_Activity_
Repeat each line of the material below exactly.

-----

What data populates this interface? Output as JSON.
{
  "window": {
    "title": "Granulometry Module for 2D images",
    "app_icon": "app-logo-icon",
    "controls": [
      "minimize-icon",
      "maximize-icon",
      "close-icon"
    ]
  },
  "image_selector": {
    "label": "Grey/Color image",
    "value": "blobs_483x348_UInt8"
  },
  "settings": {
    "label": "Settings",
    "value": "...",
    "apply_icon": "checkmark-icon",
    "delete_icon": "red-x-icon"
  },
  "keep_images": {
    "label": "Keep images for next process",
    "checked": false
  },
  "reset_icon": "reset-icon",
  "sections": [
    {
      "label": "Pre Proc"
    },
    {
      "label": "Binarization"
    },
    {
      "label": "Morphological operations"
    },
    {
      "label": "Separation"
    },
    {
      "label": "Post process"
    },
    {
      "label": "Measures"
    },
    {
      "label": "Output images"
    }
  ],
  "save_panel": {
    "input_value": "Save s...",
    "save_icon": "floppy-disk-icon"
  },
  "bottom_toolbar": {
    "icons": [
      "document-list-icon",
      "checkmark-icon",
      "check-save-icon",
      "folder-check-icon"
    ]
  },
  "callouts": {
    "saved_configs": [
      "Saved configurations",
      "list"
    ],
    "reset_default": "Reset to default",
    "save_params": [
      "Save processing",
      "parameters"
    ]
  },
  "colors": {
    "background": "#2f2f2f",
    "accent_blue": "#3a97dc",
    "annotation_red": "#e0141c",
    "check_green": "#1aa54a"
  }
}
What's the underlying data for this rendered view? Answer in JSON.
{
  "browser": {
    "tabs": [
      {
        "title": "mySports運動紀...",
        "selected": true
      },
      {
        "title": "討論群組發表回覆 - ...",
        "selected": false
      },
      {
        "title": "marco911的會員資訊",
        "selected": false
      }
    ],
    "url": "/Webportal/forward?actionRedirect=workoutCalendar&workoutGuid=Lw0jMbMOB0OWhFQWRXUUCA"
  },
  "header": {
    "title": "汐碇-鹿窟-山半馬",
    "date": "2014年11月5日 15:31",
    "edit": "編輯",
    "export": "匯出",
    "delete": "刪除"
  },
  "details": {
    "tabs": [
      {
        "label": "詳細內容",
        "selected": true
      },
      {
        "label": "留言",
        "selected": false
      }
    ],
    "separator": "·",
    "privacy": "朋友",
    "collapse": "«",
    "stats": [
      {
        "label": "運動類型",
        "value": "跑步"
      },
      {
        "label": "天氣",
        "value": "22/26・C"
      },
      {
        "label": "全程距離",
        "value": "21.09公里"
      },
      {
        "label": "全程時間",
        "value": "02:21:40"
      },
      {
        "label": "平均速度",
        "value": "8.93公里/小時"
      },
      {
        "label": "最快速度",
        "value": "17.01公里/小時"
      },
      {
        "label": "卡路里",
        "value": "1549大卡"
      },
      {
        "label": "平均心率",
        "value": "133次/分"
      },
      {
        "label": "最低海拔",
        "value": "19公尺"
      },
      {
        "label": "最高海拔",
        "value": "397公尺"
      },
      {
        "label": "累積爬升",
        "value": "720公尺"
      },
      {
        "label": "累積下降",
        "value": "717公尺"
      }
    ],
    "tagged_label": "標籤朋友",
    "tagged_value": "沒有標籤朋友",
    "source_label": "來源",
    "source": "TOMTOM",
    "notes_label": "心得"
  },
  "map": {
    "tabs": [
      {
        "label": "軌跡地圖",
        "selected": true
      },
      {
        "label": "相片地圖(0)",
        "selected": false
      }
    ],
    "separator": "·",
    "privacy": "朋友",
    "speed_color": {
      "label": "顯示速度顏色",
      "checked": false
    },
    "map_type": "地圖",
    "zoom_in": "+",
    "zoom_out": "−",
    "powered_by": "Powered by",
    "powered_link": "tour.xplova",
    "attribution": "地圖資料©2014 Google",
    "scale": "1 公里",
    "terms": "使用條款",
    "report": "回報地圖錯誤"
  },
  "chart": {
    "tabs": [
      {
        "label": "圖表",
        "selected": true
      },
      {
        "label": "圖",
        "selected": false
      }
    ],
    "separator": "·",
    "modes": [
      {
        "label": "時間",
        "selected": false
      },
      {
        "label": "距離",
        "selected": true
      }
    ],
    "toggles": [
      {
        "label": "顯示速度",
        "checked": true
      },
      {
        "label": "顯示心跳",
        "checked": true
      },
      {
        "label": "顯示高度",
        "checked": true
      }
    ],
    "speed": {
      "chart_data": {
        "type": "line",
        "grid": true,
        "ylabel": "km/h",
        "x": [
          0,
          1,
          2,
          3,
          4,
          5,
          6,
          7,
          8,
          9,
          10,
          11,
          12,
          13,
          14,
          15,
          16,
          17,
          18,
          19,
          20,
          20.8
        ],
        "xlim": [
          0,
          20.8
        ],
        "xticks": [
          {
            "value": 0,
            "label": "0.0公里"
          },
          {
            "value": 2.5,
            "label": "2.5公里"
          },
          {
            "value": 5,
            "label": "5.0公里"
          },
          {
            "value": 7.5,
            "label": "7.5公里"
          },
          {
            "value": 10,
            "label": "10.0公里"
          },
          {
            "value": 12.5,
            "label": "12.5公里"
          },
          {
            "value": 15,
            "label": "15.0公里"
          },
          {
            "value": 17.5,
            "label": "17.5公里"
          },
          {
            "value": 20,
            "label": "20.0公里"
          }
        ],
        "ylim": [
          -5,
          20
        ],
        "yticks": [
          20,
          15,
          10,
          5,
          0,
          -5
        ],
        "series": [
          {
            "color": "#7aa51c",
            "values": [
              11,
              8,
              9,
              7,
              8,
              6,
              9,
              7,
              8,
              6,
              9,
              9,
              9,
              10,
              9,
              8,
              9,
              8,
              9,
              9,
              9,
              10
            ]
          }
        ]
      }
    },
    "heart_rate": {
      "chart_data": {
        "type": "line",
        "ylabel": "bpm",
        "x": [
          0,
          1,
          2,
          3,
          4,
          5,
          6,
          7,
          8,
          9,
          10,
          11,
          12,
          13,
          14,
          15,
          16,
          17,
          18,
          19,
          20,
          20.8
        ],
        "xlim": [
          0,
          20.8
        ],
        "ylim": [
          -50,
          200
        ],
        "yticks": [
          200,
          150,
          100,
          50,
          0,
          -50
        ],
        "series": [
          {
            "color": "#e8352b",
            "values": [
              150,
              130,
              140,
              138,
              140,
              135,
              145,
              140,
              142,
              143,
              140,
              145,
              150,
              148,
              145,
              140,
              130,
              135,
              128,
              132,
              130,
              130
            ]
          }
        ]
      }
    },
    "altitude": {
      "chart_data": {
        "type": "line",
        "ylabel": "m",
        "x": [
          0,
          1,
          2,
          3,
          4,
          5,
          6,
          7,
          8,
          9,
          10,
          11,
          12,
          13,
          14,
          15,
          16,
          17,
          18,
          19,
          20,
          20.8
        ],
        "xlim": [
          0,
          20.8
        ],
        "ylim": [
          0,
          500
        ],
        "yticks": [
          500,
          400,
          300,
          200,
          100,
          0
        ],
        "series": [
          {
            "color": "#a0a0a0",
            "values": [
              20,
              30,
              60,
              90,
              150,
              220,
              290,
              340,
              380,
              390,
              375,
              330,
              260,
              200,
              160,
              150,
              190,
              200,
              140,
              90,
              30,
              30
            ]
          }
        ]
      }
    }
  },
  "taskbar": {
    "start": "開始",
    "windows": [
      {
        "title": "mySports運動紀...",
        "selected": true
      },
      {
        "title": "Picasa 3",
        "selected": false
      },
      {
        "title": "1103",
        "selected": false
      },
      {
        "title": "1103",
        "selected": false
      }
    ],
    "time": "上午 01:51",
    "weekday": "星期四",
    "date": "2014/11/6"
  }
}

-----

_Exercise output_
What data populates this interface? Output as JSON.
{
  "window": {
    "title": "Granulometry Module for 2D images",
    "app_icon": "app-logo-icon",
    "controls": [
      "minimize-icon",
      "maximize-icon",
      "close-icon"
    ]
  },
  "image_selector": {
    "label": "Grey/Color image",
    "value": "blobs_483x348_UInt8"
  },
  "settings": {
    "label": "Settings",
    "value": "...",
    "apply_icon": "checkmark-icon",
    "delete_icon": "red-x-icon"
  },
  "keep_images": {
    "label": "Keep images for next process",
    "checked": false
  },
  "reset_icon": "reset-icon",
  "sections": [
    {
      "label": "Pre Proc"
    },
    {
      "label": "Binarization"
    },
    {
      "label": "Morphological operations"
    },
    {
      "label": "Separation"
    },
    {
      "label": "Post process"
    },
    {
      "label": "Measures"
    },
    {
      "label": "Output images"
    }
  ],
  "save_panel": {
    "input_value": "Save s...",
    "save_icon": "floppy-disk-icon"
  },
  "bottom_toolbar": {
    "icons": [
      "document-list-icon",
      "checkmark-icon",
      "check-save-icon",
      "folder-check-icon"
    ]
  },
  "callouts": {
    "saved_configs": [
      "Saved configurations",
      "list"
    ],
    "reset_default": "Reset to default",
    "save_params": [
      "Save processing",
      "parameters"
    ]
  },
  "colors": {
    "background": "#2f2f2f",
    "accent_blue": "#3a97dc",
    "annotation_red": "#e0141c",
    "check_green": "#1aa54a"
  }
}
What's the underlying data for this rendered view? Answer in JSON.
{
  "browser": {
    "tabs": [
      {
        "title": "mySports運動紀...",
        "selected": true
      },
      {
        "title": "討論群組發表回覆 - ...",
        "selected": false
      },
      {
        "title": "marco911的會員資訊",
        "selected": false
      }
    ],
    "url": "/Webportal/forward?actionRedirect=workoutCalendar&workoutGuid=Lw0jMbMOB0OWhFQWRXUUCA"
  },
  "header": {
    "title": "汐碇-鹿窟-山半馬",
    "date": "2014年11月5日 15:31",
    "edit": "編輯",
    "export": "匯出",
    "delete": "刪除"
  },
  "details": {
    "tabs": [
      {
        "label": "詳細內容",
        "selected": true
      },
      {
        "label": "留言",
        "selected": false
      }
    ],
    "separator": "·",
    "privacy": "朋友",
    "collapse": "«",
    "stats": [
      {
        "label": "運動類型",
        "value": "跑步"
      },
      {
        "label": "天氣",
        "value": "22/26・C"
      },
      {
        "label": "全程距離",
        "value": "21.09公里"
      },
      {
        "label": "全程時間",
        "value": "02:21:40"
      },
      {
        "label": "平均速度",
        "value": "8.93公里/小時"
      },
      {
        "label": "最快速度",
        "value": "17.01公里/小時"
      },
      {
        "label": "卡路里",
        "value": "1549大卡"
      },
      {
        "label": "平均心率",
        "value": "133次/分"
      },
      {
        "label": "最低海拔",
        "value": "19公尺"
      },
      {
        "label": "最高海拔",
        "value": "397公尺"
      },
      {
        "label": "累積爬升",
        "value": "720公尺"
      },
      {
        "label": "累積下降",
        "value": "717公尺"
      }
    ],
    "tagged_label": "標籤朋友",
    "tagged_value": "沒有標籤朋友",
    "source_label": "來源",
    "source": "TOMTOM",
    "notes_label": "心得"
  },
  "map": {
    "tabs": [
      {
        "label": "軌跡地圖",
        "selected": true
      },
      {
        "label": "相片地圖(0)",
        "selected": false
      }
    ],
    "separator": "·",
    "privacy": "朋友",
    "speed_color": {
      "label": "顯示速度顏色",
      "checked": false
    },
    "map_type": "地圖",
    "zoom_in": "+",
    "zoom_out": "−",
    "powered_by": "Powered by",
    "powered_link": "tour.xplova",
    "attribution": "地圖資料©2014 Google",
    "scale": "1 公里",
    "terms": "使用條款",
    "report": "回報地圖錯誤"
  },
  "chart": {
    "tabs": [
      {
        "label": "圖表",
        "selected": true
      },
      {
        "label": "圖",
        "selected": false
      }
    ],
    "separator": "·",
    "modes": [
      {
        "label": "時間",
        "selected": false
      },
      {
        "label": "距離",
        "selected": true
      }
    ],
    "toggles": [
      {
        "label": "顯示速度",
        "checked": true
      },
      {
        "label": "顯示心跳",
        "checked": true
      },
      {
        "label": "顯示高度",
        "checked": true
      }
    ],
    "speed": {
      "chart_data": {
        "type": "line",
        "grid": true,
        "ylabel": "km/h",
        "x": [
          0,
          1,
          2,
          3,
          4,
          5,
          6,
          7,
          8,
          9,
          10,
          11,
          12,
          13,
          14,
          15,
          16,
          17,
          18,
          19,
          20,
          20.8
        ],
        "xlim": [
          0,
          20.8
        ],
        "xticks": [
          {
            "value": 0,
            "label": "0.0公里"
          },
          {
            "value": 2.5,
            "label": "2.5公里"
          },
          {
            "value": 5,
            "label": "5.0公里"
          },
          {
            "value": 7.5,
            "label": "7.5公里"
          },
          {
            "value": 10,
            "label": "10.0公里"
          },
          {
            "value": 12.5,
            "label": "12.5公里"
          },
          {
            "value": 15,
            "label": "15.0公里"
          },
          {
            "value": 17.5,
            "label": "17.5公里"
          },
          {
            "value": 20,
            "label": "20.0公里"
          }
        ],
        "ylim": [
          -5,
          20
        ],
        "yticks": [
          20,
          15,
          10,
          5,
          0,
          -5
        ],
        "series": [
          {
            "color": "#7aa51c",
            "values": [
              11,
              8,
              9,
              7,
              8,
              6,
              9,
              7,
              8,
              6,
              9,
              9,
              9,
              10,
              9,
              8,
              9,
              8,
              9,
              9,
              9,
              10
            ]
          }
        ]
      }
    },
    "heart_rate": {
      "chart_data": {
        "type": "line",
        "ylabel": "bpm",
        "x": [
          0,
          1,
          2,
          3,
          4,
          5,
          6,
          7,
          8,
          9,
          10,
          11,
          12,
          13,
          14,
          15,
          16,
          17,
          18,
          19,
          20,
          20.8
        ],
        "xlim": [
          0,
          20.8
        ],
        "ylim": [
          -50,
          200
        ],
        "yticks": [
          200,
          150,
          100,
          50,
          0,
          -50
        ],
        "series": [
          {
            "color": "#e8352b",
            "values": [
              150,
              130,
              140,
              138,
              140,
              135,
              145,
              140,
              142,
              143,
              140,
              145,
              150,
              148,
              145,
              140,
              130,
              135,
              128,
              132,
              130,
              130
            ]
          }
        ]
      }
    },
    "altitude": {
      "chart_data": {
        "type": "line",
        "ylabel": "m",
        "x": [
          0,
          1,
          2,
          3,
          4,
          5,
          6,
          7,
          8,
          9,
          10,
          11,
          12,
          13,
          14,
          15,
          16,
          17,
          18,
          19,
          20,
          20.8
        ],
        "xlim": [
          0,
          20.8
        ],
        "ylim": [
          0,
          500
        ],
        "yticks": [
          500,
          400,
          300,
          200,
          100,
          0
        ],
        "series": [
          {
            "color": "#a0a0a0",
            "values": [
              20,
              30,
              60,
              90,
              150,
              220,
              290,
              340,
              380,
              390,
              375,
              330,
              260,
              200,
              160,
              150,
              190,
              200,
              140,
              90,
              30,
              30
            ]
          }
        ]
      }
    }
  },
  "taskbar": {
    "start": "開始",
    "windows": [
      {
        "title": "mySports運動紀...",
        "selected": true
      },
      {
        "title": "Picasa 3",
        "selected": false
      },
      {
        "title": "1103",
        "selected": false
      },
      {
        "title": "1103",
        "selected": false
      }
    ],
    "time": "上午 01:51",
    "weekday": "星期四",
    "date": "2014/11/6"
  }
}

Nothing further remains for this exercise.